**What you have to do**
Print all the records exactly, please.

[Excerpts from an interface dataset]
*-*-*

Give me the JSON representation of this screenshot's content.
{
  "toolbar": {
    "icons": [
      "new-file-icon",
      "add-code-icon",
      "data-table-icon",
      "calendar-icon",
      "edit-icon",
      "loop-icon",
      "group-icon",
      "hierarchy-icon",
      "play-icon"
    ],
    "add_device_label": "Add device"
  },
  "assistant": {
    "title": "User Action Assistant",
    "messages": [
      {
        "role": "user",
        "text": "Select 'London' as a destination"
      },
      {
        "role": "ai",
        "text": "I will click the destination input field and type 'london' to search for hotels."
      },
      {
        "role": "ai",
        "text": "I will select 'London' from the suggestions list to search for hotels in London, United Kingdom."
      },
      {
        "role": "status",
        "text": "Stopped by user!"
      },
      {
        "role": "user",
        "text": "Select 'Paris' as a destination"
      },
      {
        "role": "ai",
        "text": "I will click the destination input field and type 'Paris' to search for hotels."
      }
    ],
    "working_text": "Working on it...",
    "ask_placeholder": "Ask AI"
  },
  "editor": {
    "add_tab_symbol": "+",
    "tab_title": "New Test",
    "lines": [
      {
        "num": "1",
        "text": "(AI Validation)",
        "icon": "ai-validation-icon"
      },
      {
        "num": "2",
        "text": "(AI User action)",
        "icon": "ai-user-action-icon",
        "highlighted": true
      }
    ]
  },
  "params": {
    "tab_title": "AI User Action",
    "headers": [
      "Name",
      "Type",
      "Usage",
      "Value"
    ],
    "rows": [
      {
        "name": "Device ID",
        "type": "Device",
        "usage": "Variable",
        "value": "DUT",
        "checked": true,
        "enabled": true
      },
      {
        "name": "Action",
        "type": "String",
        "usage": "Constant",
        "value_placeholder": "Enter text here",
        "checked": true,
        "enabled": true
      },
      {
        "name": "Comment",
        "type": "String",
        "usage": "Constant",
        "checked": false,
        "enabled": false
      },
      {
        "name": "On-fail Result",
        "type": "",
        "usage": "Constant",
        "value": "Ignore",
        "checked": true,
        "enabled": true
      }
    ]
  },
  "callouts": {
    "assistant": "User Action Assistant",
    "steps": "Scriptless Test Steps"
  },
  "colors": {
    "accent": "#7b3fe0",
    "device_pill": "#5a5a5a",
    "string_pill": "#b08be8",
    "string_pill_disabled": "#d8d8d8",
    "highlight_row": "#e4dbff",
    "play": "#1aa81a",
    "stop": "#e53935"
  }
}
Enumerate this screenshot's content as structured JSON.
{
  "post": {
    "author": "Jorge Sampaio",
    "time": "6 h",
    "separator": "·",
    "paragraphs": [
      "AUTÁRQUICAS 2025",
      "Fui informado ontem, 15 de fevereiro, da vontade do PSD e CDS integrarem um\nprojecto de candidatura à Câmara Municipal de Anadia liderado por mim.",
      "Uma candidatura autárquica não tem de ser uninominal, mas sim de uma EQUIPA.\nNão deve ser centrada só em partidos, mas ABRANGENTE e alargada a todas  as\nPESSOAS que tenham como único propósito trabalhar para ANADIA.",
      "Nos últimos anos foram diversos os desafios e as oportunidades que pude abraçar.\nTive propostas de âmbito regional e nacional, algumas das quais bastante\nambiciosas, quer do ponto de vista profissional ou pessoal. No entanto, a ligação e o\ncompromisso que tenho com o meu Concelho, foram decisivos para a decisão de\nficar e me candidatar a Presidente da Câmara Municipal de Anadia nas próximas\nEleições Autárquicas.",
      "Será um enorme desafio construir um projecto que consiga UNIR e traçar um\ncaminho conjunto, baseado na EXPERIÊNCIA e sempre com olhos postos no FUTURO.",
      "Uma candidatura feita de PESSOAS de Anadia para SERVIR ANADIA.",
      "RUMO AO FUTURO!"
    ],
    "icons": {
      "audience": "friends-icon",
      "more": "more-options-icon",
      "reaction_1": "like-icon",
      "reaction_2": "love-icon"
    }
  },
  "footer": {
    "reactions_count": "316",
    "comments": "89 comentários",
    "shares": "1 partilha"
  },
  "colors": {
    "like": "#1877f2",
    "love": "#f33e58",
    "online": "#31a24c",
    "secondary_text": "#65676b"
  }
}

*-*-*

**Response to the task**
Give me the JSON representation of this screenshot's content.
{
  "toolbar": {
    "icons": [
      "new-file-icon",
      "add-code-icon",
      "data-table-icon",
      "calendar-icon",
      "edit-icon",
      "loop-icon",
      "group-icon",
      "hierarchy-icon",
      "play-icon"
    ],
    "add_device_label": "Add device"
  },
  "assistant": {
    "title": "User Action Assistant",
    "messages": [
      {
        "role": "user",
        "text": "Select 'London' as a destination"
      },
      {
        "role": "ai",
        "text": "I will click the destination input field and type 'london' to search for hotels."
      },
      {
        "role": "ai",
        "text": "I will select 'London' from the suggestions list to search for hotels in London, United Kingdom."
      },
      {
        "role": "status",
        "text": "Stopped by user!"
      },
      {
        "role": "user",
        "text": "Select 'Paris' as a destination"
      },
      {
        "role": "ai",
        "text": "I will click the destination input field and type 'Paris' to search for hotels."
      }
    ],
    "working_text": "Working on it...",
    "ask_placeholder": "Ask AI"
  },
  "editor": {
    "add_tab_symbol": "+",
    "tab_title": "New Test",
    "lines": [
      {
        "num": "1",
        "text": "(AI Validation)",
        "icon": "ai-validation-icon"
      },
      {
        "num": "2",
        "text": "(AI User action)",
        "icon": "ai-user-action-icon",
        "highlighted": true
      }
    ]
  },
  "params": {
    "tab_title": "AI User Action",
    "headers": [
      "Name",
      "Type",
      "Usage",
      "Value"
    ],
    "rows": [
      {
        "name": "Device ID",
        "type": "Device",
        "usage": "Variable",
        "value": "DUT",
        "checked": true,
        "enabled": true
      },
      {
        "name": "Action",
        "type": "String",
        "usage": "Constant",
        "value_placeholder": "Enter text here",
        "checked": true,
        "enabled": true
      },
      {
        "name": "Comment",
        "type": "String",
        "usage": "Constant",
        "checked": false,
        "enabled": false
      },
      {
        "name": "On-fail Result",
        "type": "",
        "usage": "Constant",
        "value": "Ignore",
        "checked": true,
        "enabled": true
      }
    ]
  },
  "callouts": {
    "assistant": "User Action Assistant",
    "steps": "Scriptless Test Steps"
  },
  "colors": {
    "accent": "#7b3fe0",
    "device_pill": "#5a5a5a",
    "string_pill": "#b08be8",
    "string_pill_disabled": "#d8d8d8",
    "highlight_row": "#e4dbff",
    "play": "#1aa81a",
    "stop": "#e53935"
  }
}
Enumerate this screenshot's content as structured JSON.
{
  "post": {
    "author": "Jorge Sampaio",
    "time": "6 h",
    "separator": "·",
    "paragraphs": [
      "AUTÁRQUICAS 2025",
      "Fui informado ontem, 15 de fevereiro, da vontade do PSD e CDS integrarem um\nprojecto de candidatura à Câmara Municipal de Anadia liderado por mim.",
      "Uma candidatura autárquica não tem de ser uninominal, mas sim de uma EQUIPA.\nNão deve ser centrada só em partidos, mas ABRANGENTE e alargada a todas  as\nPESSOAS que tenham como único propósito trabalhar para ANADIA.",
      "Nos últimos anos foram diversos os desafios e as oportunidades que pude abraçar.\nTive propostas de âmbito regional e nacional, algumas das quais bastante\nambiciosas, quer do ponto de vista profissional ou pessoal. No entanto, a ligação e o\ncompromisso que tenho com o meu Concelho, foram decisivos para a decisão de\nficar e me candidatar a Presidente da Câmara Municipal de Anadia nas próximas\nEleições Autárquicas.",
      "Será um enorme desafio construir um projecto que consiga UNIR e traçar um\ncaminho conjunto, baseado na EXPERIÊNCIA e sempre com olhos postos no FUTURO.",
      "Uma candidatura feita de PESSOAS de Anadia para SERVIR ANADIA.",
      "RUMO AO FUTURO!"
    ],
    "icons": {
      "audience": "friends-icon",
      "more": "more-options-icon",
      "reaction_1": "like-icon",
      "reaction_2": "love-icon"
    }
  },
  "footer": {
    "reactions_count": "316",
    "comments": "89 comentários",
    "shares": "1 partilha"
  },
  "colors": {
    "like": "#1877f2",
    "love": "#f33e58",
    "online": "#31a24c",
    "secondary_text": "#65676b"
  }
}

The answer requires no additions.